▶ _EXERCISE DIRECTIONS_
Line for line, return the data exactly, omitting all pictures.

▶ _MATERIAL SUPPLIED_

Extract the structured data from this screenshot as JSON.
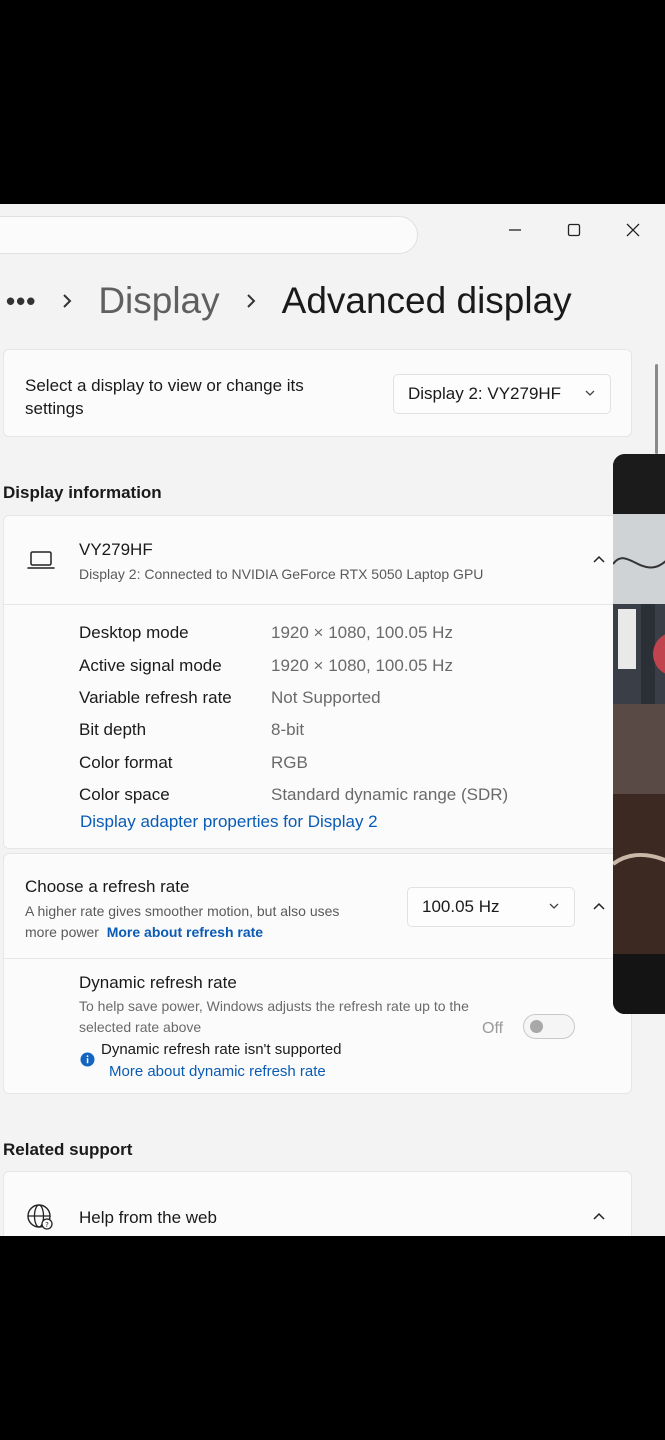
{
  "window": {
    "minimize_icon": "minimize-icon",
    "maximize_icon": "maximize-icon",
    "close_icon": "close-icon"
  },
  "breadcrumb": {
    "more": "•••",
    "parent": "Display",
    "current": "Advanced display"
  },
  "select_display": {
    "label": "Select a display to view or change its settings",
    "selected": "Display 2: VY279HF"
  },
  "display_information": {
    "heading": "Display information",
    "name": "VY279HF",
    "connection": "Display 2: Connected to NVIDIA GeForce RTX 5050 Laptop GPU",
    "rows": [
      {
        "label": "Desktop mode",
        "value": "1920 × 1080, 100.05 Hz"
      },
      {
        "label": "Active signal mode",
        "value": "1920 × 1080, 100.05 Hz"
      },
      {
        "label": "Variable refresh rate",
        "value": "Not Supported"
      },
      {
        "label": "Bit depth",
        "value": "8-bit"
      },
      {
        "label": "Color format",
        "value": "RGB"
      },
      {
        "label": "Color space",
        "value": "Standard dynamic range (SDR)"
      }
    ],
    "adapter_link": "Display adapter properties for Display 2"
  },
  "refresh_rate": {
    "title": "Choose a refresh rate",
    "description": "A higher rate gives smoother motion, but also uses more power",
    "more_link": "More about refresh rate",
    "selected": "100.05 Hz",
    "dynamic": {
      "title": "Dynamic refresh rate",
      "description": "To help save power, Windows adjusts the refresh rate up to the selected rate above",
      "toggle_state": "Off",
      "note": "Dynamic refresh rate isn't supported",
      "more_link": "More about dynamic refresh rate"
    }
  },
  "related_support": {
    "heading": "Related support",
    "item": "Help from the web"
  },
  "colors": {
    "link": "#0a5bb5",
    "background": "#f3f3f3",
    "card": "#fbfbfb",
    "info_dot": "#1565c0"
  }
}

▶ _WRITTEN SOLUTION_
Extract the structured data from this screenshot as JSON.
{
  "window": {
    "minimize_icon": "minimize-icon",
    "maximize_icon": "maximize-icon",
    "close_icon": "close-icon"
  },
  "breadcrumb": {
    "more": "•••",
    "parent": "Display",
    "current": "Advanced display"
  },
  "select_display": {
    "label": "Select a display to view or change its settings",
    "selected": "Display 2: VY279HF"
  },
  "display_information": {
    "heading": "Display information",
    "name": "VY279HF",
    "connection": "Display 2: Connected to NVIDIA GeForce RTX 5050 Laptop GPU",
    "rows": [
      {
        "label": "Desktop mode",
        "value": "1920 × 1080, 100.05 Hz"
      },
      {
        "label": "Active signal mode",
        "value": "1920 × 1080, 100.05 Hz"
      },
      {
        "label": "Variable refresh rate",
        "value": "Not Supported"
      },
      {
        "label": "Bit depth",
        "value": "8-bit"
      },
      {
        "label": "Color format",
        "value": "RGB"
      },
      {
        "label": "Color space",
        "value": "Standard dynamic range (SDR)"
      }
    ],
    "adapter_link": "Display adapter properties for Display 2"
  },
  "refresh_rate": {
    "title": "Choose a refresh rate",
    "description": "A higher rate gives smoother motion, but also uses more power",
    "more_link": "More about refresh rate",
    "selected": "100.05 Hz",
    "dynamic": {
      "title": "Dynamic refresh rate",
      "description": "To help save power, Windows adjusts the refresh rate up to the selected rate above",
      "toggle_state": "Off",
      "note": "Dynamic refresh rate isn't supported",
      "more_link": "More about dynamic refresh rate"
    }
  },
  "related_support": {
    "heading": "Related support",
    "item": "Help from the web"
  },
  "colors": {
    "link": "#0a5bb5",
    "background": "#f3f3f3",
    "card": "#fbfbfb",
    "info_dot": "#1565c0"
  }
}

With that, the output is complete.